The 2011 Cadillac CTS is not a global standard but it is still GM's standard car. The car received a redesign in 2008 so that it would continue to prove aesthetically pleasing and appealing. The CTS hosts an aggressive stance, impeccable chassis, and exceptional powertrain thereby making the vehicle rival European models.
For 2011, CTS has some minor refreshments; the sedan is offered in a wagon configuration. The CTS Sport Wagon is Euro-like, it offers ample cargo space, and it has an athletic appearance. In 2011, Cadillac intends on offering a V-Series, high-performing configuration of the coupe and wagon.
The ingress and egress of the rear seating is compromised in the CTS because of the curvilinear roofline, and the cabin lacks in terms of spaciousness. Loaded with niceties, the CTS host a pop-up navigation screen, but the car is subpar in fuel-efficiency because the body is heavy. There is a power gap that is almost as big as the CTS's motor output, and the carmaker does not offer a choice between the supercharged, high-performing V-8 motor and the V-6 engine.
Body styles: Sedan, coupe, wagon
Engines: 3.0-liter V-6, 3.6-liter V-6
Transmissions: six-speed manual, six-speed automatic
Models: Base, Luxury, Performance, Premium
The CTS' optional 3.6-liter V-6 gets 14 extra horsepower and loses 20 lb., adds a new grille, and gets a new Touring package. For 3.6-liter models, this means the CTS-V's Recaro seats and 19-inch wheels, for 3.0-liter models, satin inserts in the seats and 18-inch wheels. Both get Sapele wood trim and a dark-finish grille. Bluetooth becomes standard.
The Cadillac CTS family share many common attributes and design cues, while providing 3 distinct body styles to taste. The CTS coupe and CTS sedan share the same wheelbase, while the Coupe is a couple inches shorter and lower than its four-door sibling. The CTS wagon offers an elongated version of the sedan, and has a sporty European character. While the three differ in body style, a prominent grille, large wheels, vertical taillights, and an aggressive and sporty demeanor characterize all three. A panoramic sunroof, xenon headlights and taillights are optional on some models.

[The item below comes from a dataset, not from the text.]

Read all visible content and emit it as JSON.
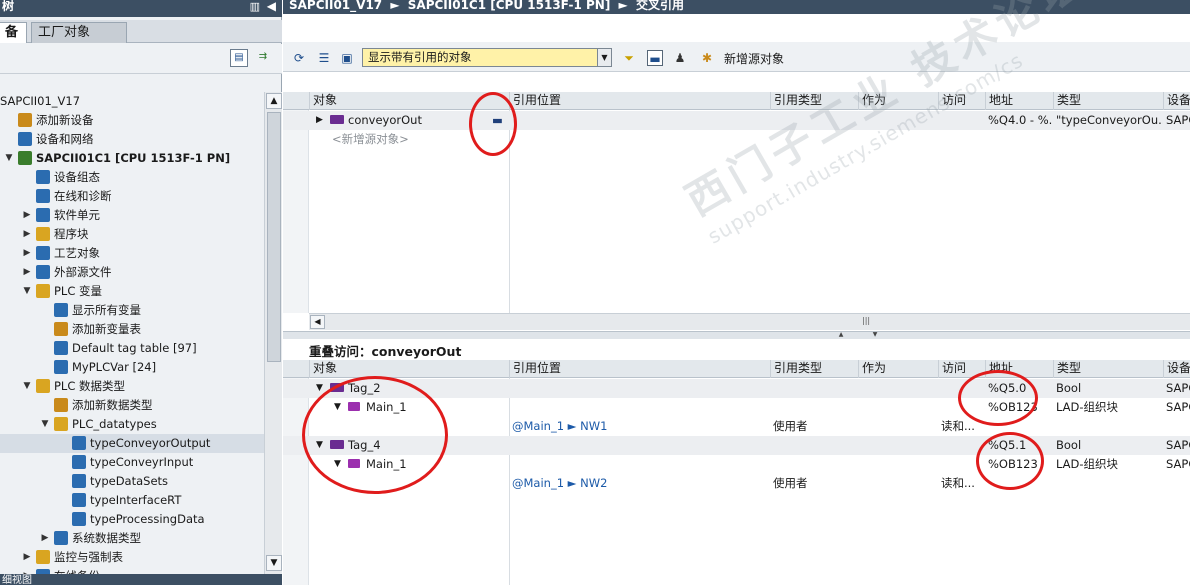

While cabin space, seating and cargo all vary within the CTS family, there are a few common denominators. High-quality soft-touch materials are evident throughout, and fit and finish are competitive with its European rivals. Wood and metal finish accents give the cabin a lavish feel. The seats are available heated and cooled, although they're surprisingly hard. Outward visibility is poor in the coupe, a casualty of the sporty styling. Cargo room is on the low end for the coupe and sedan, while the wagon fares better. A variety of interior colors and trims are available.
Performance & Handling
The CTS family boasts responsive steering and excellent cornering. The 3.6-liter engine packs veritable punch with 318 hp, while the 3.0-liter engine will suffice for those less concerned with acceleration and power. The CTS offers sporty driving dynamics that may come into contrast with people who more often associate Cadillac with regal land yachts. The firm ride quality, while a departure from smooth sailing Cadillac's of the past, still offers a nice get-about-town drive.
Driver and passenger front and side airbags are standard on the CTS, along with front and rear head curtain bags and rear side airbags. OnStar Automatic Crash Response is also standard. Electronic safety devices include standard Traction Control and Stability Control.
EPA Fuel Economy
3.0-liter V-6: 16-18 mpg city/ 26-27 mpg highway
3.6-liter V-6: 18 mpg city/ 26-27 mpg highway
- Luxurious interior
- Supple ride
- Sporty handling
- Pop-up nav screen
- Great looks
You Won't Like
- Rear passenger space
Heavy for the class
Average fuel economy
America's best luxury car
If You Like This Vehicle
- BMW 335i
Audi A4 Avant (for CTS wagon)
Acura TSX (for CTS wagon)